I am just reading a book called "8 Weeks to Vibrant Health" by Dr. Hyla Cass. She stated (and I have read this other places too) that back in the 1980's the doctors were telling everyone to eat "low fat". My own doctor did the same and said it was the only way to lose weight. As Dr. Cass said, they now are looking back on that and finding that this was when obesity really rose in North America. I know I was taking "Lean Cuisine" meals as lunches to work and they were doing nothing for me - still hungry and did not feel well. Now we know they were mostly white pasta and white rice based - remember when doctors told you that pasta was good for you because it was low fat? Also remember when doctors all told us to use margarine as a healthy alternative - now we know most were made with trans fats which they said was worse for us than using natural fat like butter!

The correct thing to do now is to use the beneficial or neutral oils and watch the saturated fats and to use organic everything as much as possible.

It is frustrating to all of us I'm sure to be told that we have to do something and then a few years later told "oops, we were wrong". Basically I almost think that doctors conspire with the food and drug companies to use everyday people as their guinea pigs to get reseach information by having the consumer pay both out of pocket and with their insurance!

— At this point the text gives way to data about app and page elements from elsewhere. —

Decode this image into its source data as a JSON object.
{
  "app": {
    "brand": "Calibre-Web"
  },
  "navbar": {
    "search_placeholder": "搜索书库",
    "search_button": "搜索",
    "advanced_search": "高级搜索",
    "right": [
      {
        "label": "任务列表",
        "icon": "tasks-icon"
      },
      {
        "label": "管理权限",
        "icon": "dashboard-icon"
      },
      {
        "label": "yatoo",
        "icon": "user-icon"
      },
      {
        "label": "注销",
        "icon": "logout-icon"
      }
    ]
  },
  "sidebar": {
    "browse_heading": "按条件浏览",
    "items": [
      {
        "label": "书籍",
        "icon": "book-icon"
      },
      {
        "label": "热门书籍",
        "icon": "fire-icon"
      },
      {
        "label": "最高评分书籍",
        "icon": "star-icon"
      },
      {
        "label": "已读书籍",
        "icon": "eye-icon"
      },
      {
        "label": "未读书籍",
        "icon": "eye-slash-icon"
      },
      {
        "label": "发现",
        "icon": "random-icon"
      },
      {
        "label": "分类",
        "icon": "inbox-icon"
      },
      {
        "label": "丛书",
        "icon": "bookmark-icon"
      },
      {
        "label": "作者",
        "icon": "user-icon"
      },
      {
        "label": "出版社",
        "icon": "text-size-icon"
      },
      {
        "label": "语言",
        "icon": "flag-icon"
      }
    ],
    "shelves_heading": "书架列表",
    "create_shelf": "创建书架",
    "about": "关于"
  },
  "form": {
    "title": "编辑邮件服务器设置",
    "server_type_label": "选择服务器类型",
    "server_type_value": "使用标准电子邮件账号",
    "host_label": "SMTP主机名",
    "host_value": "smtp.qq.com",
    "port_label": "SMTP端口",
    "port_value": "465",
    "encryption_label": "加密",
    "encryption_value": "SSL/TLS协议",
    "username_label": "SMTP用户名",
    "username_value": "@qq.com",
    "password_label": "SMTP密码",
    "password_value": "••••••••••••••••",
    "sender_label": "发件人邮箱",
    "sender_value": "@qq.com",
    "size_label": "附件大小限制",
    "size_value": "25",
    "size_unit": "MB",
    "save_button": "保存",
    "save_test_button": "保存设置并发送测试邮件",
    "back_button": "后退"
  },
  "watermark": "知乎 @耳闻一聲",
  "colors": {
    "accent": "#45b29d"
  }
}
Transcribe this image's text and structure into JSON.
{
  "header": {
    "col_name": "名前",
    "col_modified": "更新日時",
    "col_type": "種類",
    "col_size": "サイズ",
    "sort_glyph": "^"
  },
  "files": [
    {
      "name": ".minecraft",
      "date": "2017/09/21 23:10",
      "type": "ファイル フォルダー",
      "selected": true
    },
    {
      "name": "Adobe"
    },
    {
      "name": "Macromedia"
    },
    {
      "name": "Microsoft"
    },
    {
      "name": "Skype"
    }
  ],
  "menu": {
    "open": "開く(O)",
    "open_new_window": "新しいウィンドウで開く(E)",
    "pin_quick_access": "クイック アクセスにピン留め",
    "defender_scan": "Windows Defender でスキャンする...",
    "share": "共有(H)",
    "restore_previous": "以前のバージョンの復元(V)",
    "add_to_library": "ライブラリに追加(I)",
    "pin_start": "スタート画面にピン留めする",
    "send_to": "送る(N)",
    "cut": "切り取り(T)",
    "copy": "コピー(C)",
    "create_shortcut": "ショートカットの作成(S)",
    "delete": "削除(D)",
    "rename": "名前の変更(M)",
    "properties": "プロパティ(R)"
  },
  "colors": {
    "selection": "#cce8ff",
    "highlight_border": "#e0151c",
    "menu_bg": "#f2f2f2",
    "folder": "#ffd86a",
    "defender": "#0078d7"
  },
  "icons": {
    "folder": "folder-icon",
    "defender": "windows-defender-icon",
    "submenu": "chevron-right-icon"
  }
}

I like Dr. Cass's approach that many things have common reasons and simple, non-drug solutions.  
Posted by: Don, Thursday, November 16, 2006, 5:56pm; Reply: 39
Quoted from Victoria
Thanks, Lola.  I think that page is connected with the older version of this website, and is not actually part of this currect one.  So what you have is a treasure!  :-)

Most of these articles are in the current NAP Product Knowledge Base, which is available from the NAP website in the left-hand menu.

It appears that at least some of the articles that are not included are obsolete, such as the entry about the old NAP protein bars.

Posted by: Victoria, Thursday, November 16, 2006, 6:06pm; Reply: 40
oh!
Thanks, Don.  That's a big help.  Everytime I went to Product Knowledge base, I was getting an article instead of the index.  This time I searched further, and found what you are linking to.  I appreciate it!  :-)
p.s.  Hope you are doing well, these days!  :-)
Print page generated: Thursday, April 17, 2014, 9:39pm